■ Problem statement ■
The full set of entries below needs to be written out exactly.

■ Dataset rows for apps and sites ■

++++++++++

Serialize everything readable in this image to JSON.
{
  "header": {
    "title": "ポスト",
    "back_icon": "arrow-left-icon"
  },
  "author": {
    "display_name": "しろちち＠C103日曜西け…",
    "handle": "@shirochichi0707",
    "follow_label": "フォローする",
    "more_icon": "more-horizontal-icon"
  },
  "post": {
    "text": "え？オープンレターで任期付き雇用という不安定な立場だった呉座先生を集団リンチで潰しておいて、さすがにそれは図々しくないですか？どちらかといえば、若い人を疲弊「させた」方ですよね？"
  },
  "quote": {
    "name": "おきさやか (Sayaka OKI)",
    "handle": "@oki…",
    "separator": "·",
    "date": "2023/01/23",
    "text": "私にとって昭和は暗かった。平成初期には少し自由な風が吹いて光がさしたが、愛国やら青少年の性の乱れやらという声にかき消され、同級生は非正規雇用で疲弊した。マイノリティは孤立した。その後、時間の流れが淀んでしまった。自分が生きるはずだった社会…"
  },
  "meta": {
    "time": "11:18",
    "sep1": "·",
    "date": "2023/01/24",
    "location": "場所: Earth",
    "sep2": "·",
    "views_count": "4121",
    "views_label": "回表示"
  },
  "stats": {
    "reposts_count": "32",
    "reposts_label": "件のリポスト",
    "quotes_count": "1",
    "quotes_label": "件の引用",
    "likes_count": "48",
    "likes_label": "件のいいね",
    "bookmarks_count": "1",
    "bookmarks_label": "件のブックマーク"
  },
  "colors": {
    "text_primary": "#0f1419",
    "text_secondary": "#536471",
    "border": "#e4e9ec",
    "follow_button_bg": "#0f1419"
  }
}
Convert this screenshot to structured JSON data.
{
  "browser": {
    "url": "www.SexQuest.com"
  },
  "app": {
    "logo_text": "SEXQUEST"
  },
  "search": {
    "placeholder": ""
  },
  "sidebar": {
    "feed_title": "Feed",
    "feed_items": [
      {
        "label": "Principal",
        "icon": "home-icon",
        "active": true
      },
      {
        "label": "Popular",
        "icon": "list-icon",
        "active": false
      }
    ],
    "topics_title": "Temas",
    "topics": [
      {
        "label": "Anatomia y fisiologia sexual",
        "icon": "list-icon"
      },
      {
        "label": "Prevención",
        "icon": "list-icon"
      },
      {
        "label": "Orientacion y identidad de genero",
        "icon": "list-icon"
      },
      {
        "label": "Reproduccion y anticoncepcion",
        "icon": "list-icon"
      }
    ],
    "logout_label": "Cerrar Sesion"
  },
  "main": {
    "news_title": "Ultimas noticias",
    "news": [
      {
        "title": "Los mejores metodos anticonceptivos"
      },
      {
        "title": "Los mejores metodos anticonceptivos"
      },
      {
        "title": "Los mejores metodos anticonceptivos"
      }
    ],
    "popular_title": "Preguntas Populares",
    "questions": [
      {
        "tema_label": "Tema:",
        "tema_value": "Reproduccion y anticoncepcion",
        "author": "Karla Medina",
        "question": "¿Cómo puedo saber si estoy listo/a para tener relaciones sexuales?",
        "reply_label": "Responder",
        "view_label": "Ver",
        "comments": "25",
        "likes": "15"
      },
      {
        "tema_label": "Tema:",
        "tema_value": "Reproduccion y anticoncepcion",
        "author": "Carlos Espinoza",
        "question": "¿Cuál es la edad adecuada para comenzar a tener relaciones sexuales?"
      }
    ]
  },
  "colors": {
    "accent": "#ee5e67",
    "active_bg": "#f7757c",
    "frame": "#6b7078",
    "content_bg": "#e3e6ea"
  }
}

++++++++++

■ Task result ■
Serialize everything readable in this image to JSON.
{
  "header": {
    "title": "ポスト",
    "back_icon": "arrow-left-icon"
  },
  "author": {
    "display_name": "しろちち＠C103日曜西け…",
    "handle": "@shirochichi0707",
    "follow_label": "フォローする",
    "more_icon": "more-horizontal-icon"
  },
  "post": {
    "text": "え？オープンレターで任期付き雇用という不安定な立場だった呉座先生を集団リンチで潰しておいて、さすがにそれは図々しくないですか？どちらかといえば、若い人を疲弊「させた」方ですよね？"
  },
  "quote": {
    "name": "おきさやか (Sayaka OKI)",
    "handle": "@oki…",
    "separator": "·",
    "date": "2023/01/23",
    "text": "私にとって昭和は暗かった。平成初期には少し自由な風が吹いて光がさしたが、愛国やら青少年の性の乱れやらという声にかき消され、同級生は非正規雇用で疲弊した。マイノリティは孤立した。その後、時間の流れが淀んでしまった。自分が生きるはずだった社会…"
  },
  "meta": {
    "time": "11:18",
    "sep1": "·",
    "date": "2023/01/24",
    "location": "場所: Earth",
    "sep2": "·",
    "views_count": "4121",
    "views_label": "回表示"
  },
  "stats": {
    "reposts_count": "32",
    "reposts_label": "件のリポスト",
    "quotes_count": "1",
    "quotes_label": "件の引用",
    "likes_count": "48",
    "likes_label": "件のいいね",
    "bookmarks_count": "1",
    "bookmarks_label": "件のブックマーク"
  },
  "colors": {
    "text_primary": "#0f1419",
    "text_secondary": "#536471",
    "border": "#e4e9ec",
    "follow_button_bg": "#0f1419"
  }
}
Convert this screenshot to structured JSON data.
{
  "browser": {
    "url": "www.SexQuest.com"
  },
  "app": {
    "logo_text": "SEXQUEST"
  },
  "search": {
    "placeholder": ""
  },
  "sidebar": {
    "feed_title": "Feed",
    "feed_items": [
      {
        "label": "Principal",
        "icon": "home-icon",
        "active": true
      },
      {
        "label": "Popular",
        "icon": "list-icon",
        "active": false
      }
    ],
    "topics_title": "Temas",
    "topics": [
      {
        "label": "Anatomia y fisiologia sexual",
        "icon": "list-icon"
      },
      {
        "label": "Prevención",
        "icon": "list-icon"
      },
      {
        "label": "Orientacion y identidad de genero",
        "icon": "list-icon"
      },
      {
        "label": "Reproduccion y anticoncepcion",
        "icon": "list-icon"
      }
    ],
    "logout_label": "Cerrar Sesion"
  },
  "main": {
    "news_title": "Ultimas noticias",
    "news": [
      {
        "title": "Los mejores metodos anticonceptivos"
      },
      {
        "title": "Los mejores metodos anticonceptivos"
      },
      {
        "title": "Los mejores metodos anticonceptivos"
      }
    ],
    "popular_title": "Preguntas Populares",
    "questions": [
      {
        "tema_label": "Tema:",
        "tema_value": "Reproduccion y anticoncepcion",
        "author": "Karla Medina",
        "question": "¿Cómo puedo saber si estoy listo/a para tener relaciones sexuales?",
        "reply_label": "Responder",
        "view_label": "Ver",
        "comments": "25",
        "likes": "15"
      },
      {
        "tema_label": "Tema:",
        "tema_value": "Reproduccion y anticoncepcion",
        "author": "Carlos Espinoza",
        "question": "¿Cuál es la edad adecuada para comenzar a tener relaciones sexuales?"
      }
    ]
  },
  "colors": {
    "accent": "#ee5e67",
    "active_bg": "#f7757c",
    "frame": "#6b7078",
    "content_bg": "#e3e6ea"
  }
}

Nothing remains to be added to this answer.